The low resolution image below is shared by Wikimedia for fair use :
1952 The Primordial Chandelier
2018 SOLD for £ 7.6M including premium
For their friends the Giacometti brothers also remain the pre-war decorators who created models of furnishing for Frank. Diego continues in this specialty and Alberto still accepts some private orders. A plaster chandelier with geometric figures made by Alberto in 1954 for the Tériade apartment was sold for £ 2.05M including premium by Phillips on April 26, 2017.
Louis Broder was a Swiss publisher. For his Paris apartment he commissioned in 1948 to Alberto a chandelier adorned with his new characters. The original plaster, 60 cm high and 136 cm in diameter, was supplied in 1949 or 1950 to Broder and donated in 1983 by Berggruen to the Centre Pompidou.
This private work is an interesting synthesis of Giacometti's metaphysics. The central position is a gloriette in which the Femme debout opens her arms, holding two side columns as if she was ready to go out for discovering the world. She has the main role, superseding the ephemeral Homme au doigt.
The Homme qui marche starts away from the cage in a centrifugal force that ignores the existence of the woman. Smaller than her, he does not have the importance he would like to have. The trinity is completed on the other side by a bird. The four lights are installed in crocus flowers.
In 1952 Alberto made three bronzes of this chandelier, also for Broder.

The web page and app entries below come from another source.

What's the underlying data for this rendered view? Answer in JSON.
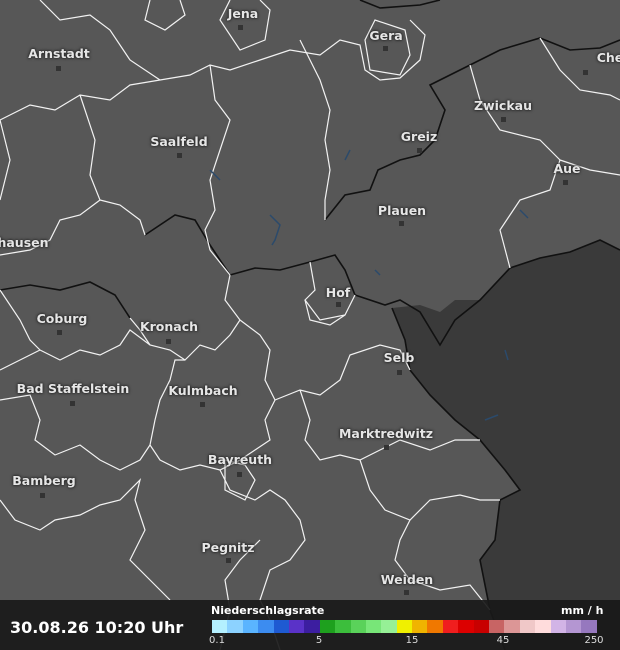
{
  "cities": [
    {
      "name": "Jena"
    },
    {
      "name": "Gera"
    },
    {
      "name": "Arnstadt"
    },
    {
      "name": "Che"
    },
    {
      "name": "Zwickau"
    },
    {
      "name": "Saalfeld"
    },
    {
      "name": "Greiz"
    },
    {
      "name": "Aue"
    },
    {
      "name": "Plauen"
    },
    {
      "name": "hausen"
    },
    {
      "name": "Hof"
    },
    {
      "name": "Coburg"
    },
    {
      "name": "Kronach"
    },
    {
      "name": "Selb"
    },
    {
      "name": "Bad Staffelstein"
    },
    {
      "name": "Kulmbach"
    },
    {
      "name": "Marktredwitz"
    },
    {
      "name": "Bayreuth"
    },
    {
      "name": "Bamberg"
    },
    {
      "name": "Pegnitz"
    },
    {
      "name": "Weiden"
    }
  ],
  "footer": {
    "timestamp": "30.08.26 10:20 Uhr",
    "legend_title": "Niederschlagsrate",
    "legend_unit": "mm / h",
    "legend_colors": [
      "#b4f0ff",
      "#8cd2ff",
      "#5ab4ff",
      "#3c8cf0",
      "#1e5ad2",
      "#5a32c8",
      "#3c1ea0",
      "#1ea01e",
      "#3cbe3c",
      "#5ad25a",
      "#78e678",
      "#96f096",
      "#f0f000",
      "#f0b400",
      "#f07800",
      "#f01e1e",
      "#dc0000",
      "#c80000",
      "#c86464",
      "#dc9696",
      "#f0c8c8",
      "#ffdcdc",
      "#d2b4e6",
      "#b496d2",
      "#9678be"
    ],
    "legend_ticks": [
      "0.1",
      "5",
      "15",
      "45",
      "250"
    ]
  }
}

One of them is estimated £ 6M for sale by Sotheby's in London on February 28, lot 4.